The mind boggling feature of it is that it weighs over 200 tons and was brought to the Forbidden City by dragging it over a frozen pathway during the winter.
One of the frequent decorative features of Chinese temples and palaces is a large stone carving that is part of the steps up to the building. This one at the Forbidden City is the largest in Beijing and weighs over 200 tons. It is intricately carved with dragons and other symbols.
This picture is taken at a very low angle looking up the steps.
Saturday, April 5, 2008
The Beijing Zoo which is a wonderful large spacious park-like oasis in the city has five pandas as part of the panda habitat. The panda area requires a separate admission ticket, but is well worth it. The pandas have indoor and outdoor areas and could be in either. Like pandas the world over, they seem to be camera shy and like to find secluded spaces to rest in.
Friday, February 29, 2008

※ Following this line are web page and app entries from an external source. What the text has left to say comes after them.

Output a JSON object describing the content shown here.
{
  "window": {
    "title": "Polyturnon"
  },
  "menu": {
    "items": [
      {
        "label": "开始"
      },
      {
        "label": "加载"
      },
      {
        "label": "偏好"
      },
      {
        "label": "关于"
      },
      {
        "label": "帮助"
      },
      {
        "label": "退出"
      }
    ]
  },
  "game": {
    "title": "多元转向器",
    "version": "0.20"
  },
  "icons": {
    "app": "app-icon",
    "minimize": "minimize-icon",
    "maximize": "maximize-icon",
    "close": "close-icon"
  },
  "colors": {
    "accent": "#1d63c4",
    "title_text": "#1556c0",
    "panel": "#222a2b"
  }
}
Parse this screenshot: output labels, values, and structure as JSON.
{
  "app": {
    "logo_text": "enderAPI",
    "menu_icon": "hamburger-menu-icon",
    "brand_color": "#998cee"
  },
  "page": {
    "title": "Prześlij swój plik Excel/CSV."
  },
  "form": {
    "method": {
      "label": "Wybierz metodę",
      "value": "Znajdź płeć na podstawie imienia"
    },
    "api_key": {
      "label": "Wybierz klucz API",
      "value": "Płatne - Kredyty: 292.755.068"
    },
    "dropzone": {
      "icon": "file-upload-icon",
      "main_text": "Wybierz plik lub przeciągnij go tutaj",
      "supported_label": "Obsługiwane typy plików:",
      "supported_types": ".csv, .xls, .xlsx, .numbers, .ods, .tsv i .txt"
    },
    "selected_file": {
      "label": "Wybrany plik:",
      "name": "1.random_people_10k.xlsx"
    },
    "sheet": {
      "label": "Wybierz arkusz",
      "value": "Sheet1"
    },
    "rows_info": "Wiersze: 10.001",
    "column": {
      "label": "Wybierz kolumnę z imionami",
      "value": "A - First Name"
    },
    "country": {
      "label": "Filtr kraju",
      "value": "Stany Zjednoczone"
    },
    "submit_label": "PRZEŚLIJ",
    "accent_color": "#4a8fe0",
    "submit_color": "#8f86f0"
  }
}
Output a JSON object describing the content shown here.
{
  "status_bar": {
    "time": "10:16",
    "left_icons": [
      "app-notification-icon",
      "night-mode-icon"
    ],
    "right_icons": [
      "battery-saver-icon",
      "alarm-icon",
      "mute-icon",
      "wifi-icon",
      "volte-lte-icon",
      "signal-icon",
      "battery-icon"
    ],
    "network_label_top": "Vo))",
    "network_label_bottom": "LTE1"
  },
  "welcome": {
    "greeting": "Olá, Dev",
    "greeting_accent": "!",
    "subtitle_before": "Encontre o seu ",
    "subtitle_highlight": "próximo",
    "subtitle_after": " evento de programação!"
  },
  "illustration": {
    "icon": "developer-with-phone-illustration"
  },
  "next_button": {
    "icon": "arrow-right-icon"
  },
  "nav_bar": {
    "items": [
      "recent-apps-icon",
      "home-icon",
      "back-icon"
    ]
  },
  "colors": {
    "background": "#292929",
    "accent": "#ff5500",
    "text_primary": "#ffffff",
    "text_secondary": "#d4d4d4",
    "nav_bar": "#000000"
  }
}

These statues are technically lions, but are often called temple dogs because of their canine features. They usually come in pairs with one on each side of the steps or gate. This one is male because he has a ball under his paw.

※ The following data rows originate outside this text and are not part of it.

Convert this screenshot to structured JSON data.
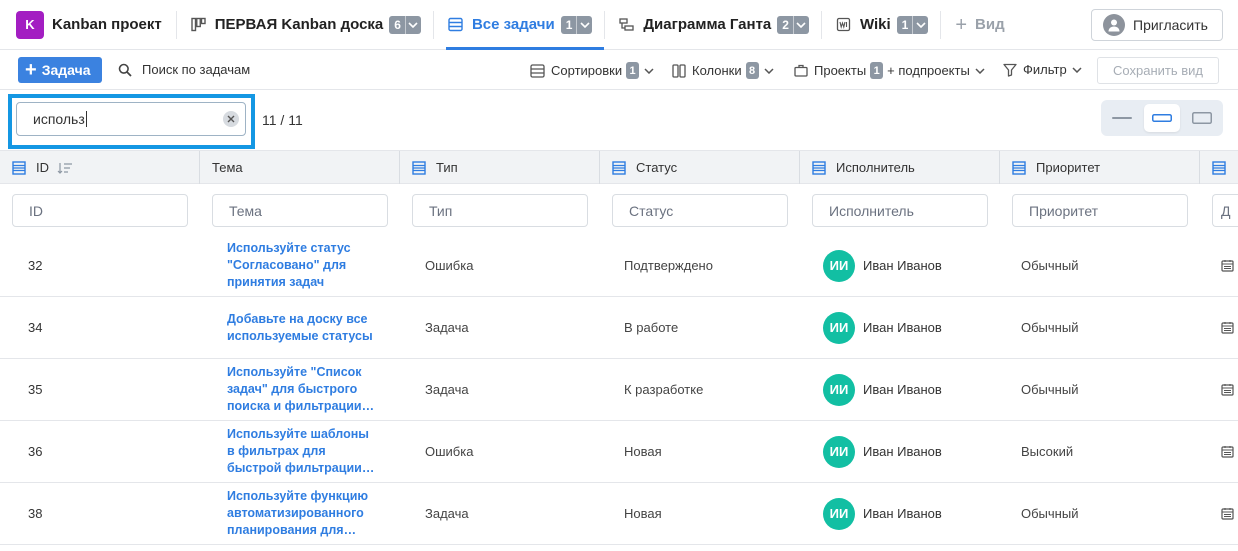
{
  "project": {
    "badge": "K",
    "name": "Kanban проект",
    "badge_color": "#a31ec2"
  },
  "tabs": [
    {
      "label": "ПЕРВАЯ Kanban доска",
      "count": "6",
      "icon": "board-icon",
      "active": false
    },
    {
      "label": "Все задачи",
      "count": "1",
      "icon": "list-icon",
      "active": true
    },
    {
      "label": "Диаграмма Ганта",
      "count": "2",
      "icon": "gantt-icon",
      "active": false
    },
    {
      "label": "Wiki",
      "count": "1",
      "icon": "wiki-icon",
      "active": false
    }
  ],
  "add_view_label": "Вид",
  "invite_label": "Пригласить",
  "toolbar": {
    "new_task_label": "Задача",
    "search_label": "Поиск по задачам",
    "sort_label": "Сортировки",
    "sort_count": "1",
    "columns_label": "Колонки",
    "columns_count": "8",
    "projects_label": "Проекты",
    "projects_count": "1",
    "projects_suffix": "+ подпроекты",
    "filter_label": "Фильтр",
    "save_view_label": "Сохранить вид"
  },
  "search": {
    "value": "использ",
    "match_count": "11 / 11"
  },
  "columns": [
    {
      "label": "ID"
    },
    {
      "label": "Тема"
    },
    {
      "label": "Тип"
    },
    {
      "label": "Статус"
    },
    {
      "label": "Исполнитель"
    },
    {
      "label": "Приоритет"
    }
  ],
  "filters": {
    "id": "ID",
    "subject": "Тема",
    "type": "Тип",
    "status": "Статус",
    "assignee": "Исполнитель",
    "priority": "Приоритет",
    "next": "Д"
  },
  "rows": [
    {
      "id": "32",
      "subject": "Используйте статус \"Согласовано\" для принятия задач",
      "type": "Ошибка",
      "status": "Подтверждено",
      "assignee_initials": "ИИ",
      "assignee": "Иван Иванов",
      "priority": "Обычный"
    },
    {
      "id": "34",
      "subject": "Добавьте на доску все используемые статусы",
      "type": "Задача",
      "status": "В работе",
      "assignee_initials": "ИИ",
      "assignee": "Иван Иванов",
      "priority": "Обычный"
    },
    {
      "id": "35",
      "subject": "Используйте \"Список задач\" для быстрого поиска и фильтрации задач",
      "type": "Задача",
      "status": "К разработке",
      "assignee_initials": "ИИ",
      "assignee": "Иван Иванов",
      "priority": "Обычный"
    },
    {
      "id": "36",
      "subject": "Используйте шаблоны в фильтрах для быстрой фильтрации задач",
      "type": "Ошибка",
      "status": "Новая",
      "assignee_initials": "ИИ",
      "assignee": "Иван Иванов",
      "priority": "Высокий"
    },
    {
      "id": "38",
      "subject": "Используйте функцию автоматизированного планирования для задач",
      "type": "Задача",
      "status": "Новая",
      "assignee_initials": "ИИ",
      "assignee": "Иван Иванов",
      "priority": "Обычный"
    }
  ],
  "colors": {
    "accent": "#2f7de1",
    "avatar": "#12bfa3",
    "highlight": "#1497e3",
    "pill": "#8d97a3"
  }
}
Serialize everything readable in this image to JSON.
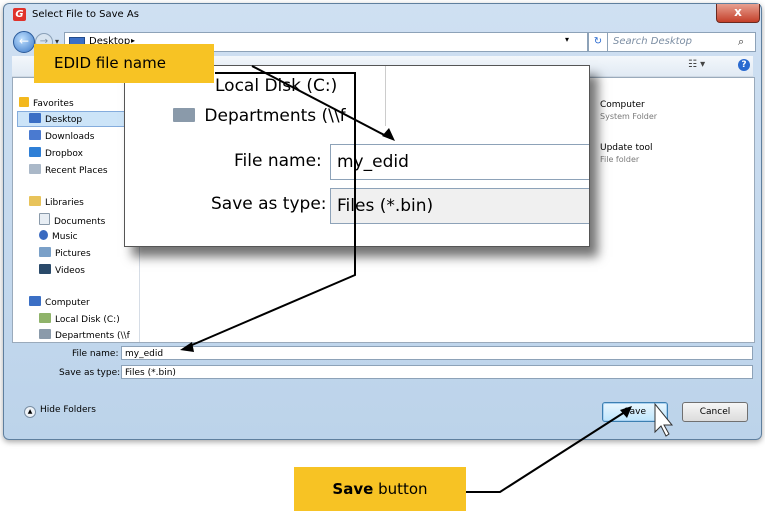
{
  "window": {
    "title": "Select File to Save As",
    "app_icon_glyph": "G",
    "close_glyph": "x"
  },
  "navbar": {
    "back_glyph": "←",
    "forward_glyph": "→",
    "address": "Desktop",
    "address_arrow": "▸",
    "refresh_glyph": "↻",
    "search_placeholder": "Search Desktop",
    "search_glyph": "⌕",
    "dropdown_glyph": "▾"
  },
  "toolbar": {
    "view_glyph": "☷ ▾",
    "help_glyph": "?"
  },
  "sidebar": {
    "favorites_label": "Favorites",
    "favorites": [
      "Desktop",
      "Downloads",
      "Dropbox",
      "Recent Places"
    ],
    "libraries_label": "Libraries",
    "libraries": [
      "Documents",
      "Music",
      "Pictures",
      "Videos"
    ],
    "computer_label": "Computer",
    "drives": [
      "Local Disk (C:)",
      "Departments (\\\\f"
    ]
  },
  "content": {
    "items": [
      {
        "title": "Computer",
        "subtitle": "System Folder"
      },
      {
        "title": "Update tool",
        "subtitle": "File folder"
      }
    ]
  },
  "fields": {
    "file_name_label": "File name:",
    "file_name_value": "my_edid",
    "save_type_label": "Save as type:",
    "save_type_value": "Files (*.bin)"
  },
  "footer": {
    "hide_folders": "Hide Folders",
    "save": "Save",
    "cancel": "Cancel"
  },
  "zoom": {
    "local_disk": "Local Disk (C:)",
    "departments": "Departments (\\\\f",
    "file_name_label": "File name:",
    "file_name_value": "my_edid",
    "save_type_label": "Save as type:",
    "save_type_value": "Files (*.bin)"
  },
  "callouts": {
    "edid": "EDID file name",
    "save_bold": "Save",
    "save_rest": " button"
  },
  "colors": {
    "callout": "#f7c324",
    "selection": "#cce4f8"
  }
}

Saturday, February 16, 2008
Wednesday, February 13, 2008
Saturday, February 9, 2008
This faded aerial photograph shoes the relationship and size of the Forbidden City and Jingshen Park. Jingshen Park is the green circle at the top of the photo and everything inside the blue moat is the Forbidden City.
This is the view of the Forbidden City from the hill in Jingshan Park. The green covered entrance gate is being restored. All the orange colored roofs are part of the Forbidden City.
As you can see, I was not kidding about the smog and haze limiting visibility.
Most of the major tourist attractions in Beijing stretch along a north-south axis. South of the Forbidden City is Tienanmen Square and north of it is Jingshan Park. It has a pagoda at the top of it. The hill is very popular with exerciser as it has a lot of rugged steep steps and paths to the top. From the top the views of the Forbidden City would be excellent if it weren't for the ubiquitous smog.
Monday, February 4, 2008
I assume the words in Chinese mean something because they went to a lot of trouble to work the scaffolding around them. The North Gate to the Forbidden City has a full ticket booth and the temporary parking is easier for groups to load and unload.
The traditional method of touring the Forbidden City is to enter at the South Gate, but using the North Gate is much more practical if you intend to continue on to Tienanmen Square afterwards. Like several portions of the Forbidden City, the North Gate spent much of 2007 in scaffolding undergoing refurbishment for all the Olympic tourists.
Sunday, February 3, 2008
The entire Forbidden City complex is surrounded by a wide moat with entrances at the north and south end. The south end faces Tienanmen Square is the more famous side. The north side tends to be quieter. This picture was taken on the northeast corner of the complex and looks on the emperor's private garden area.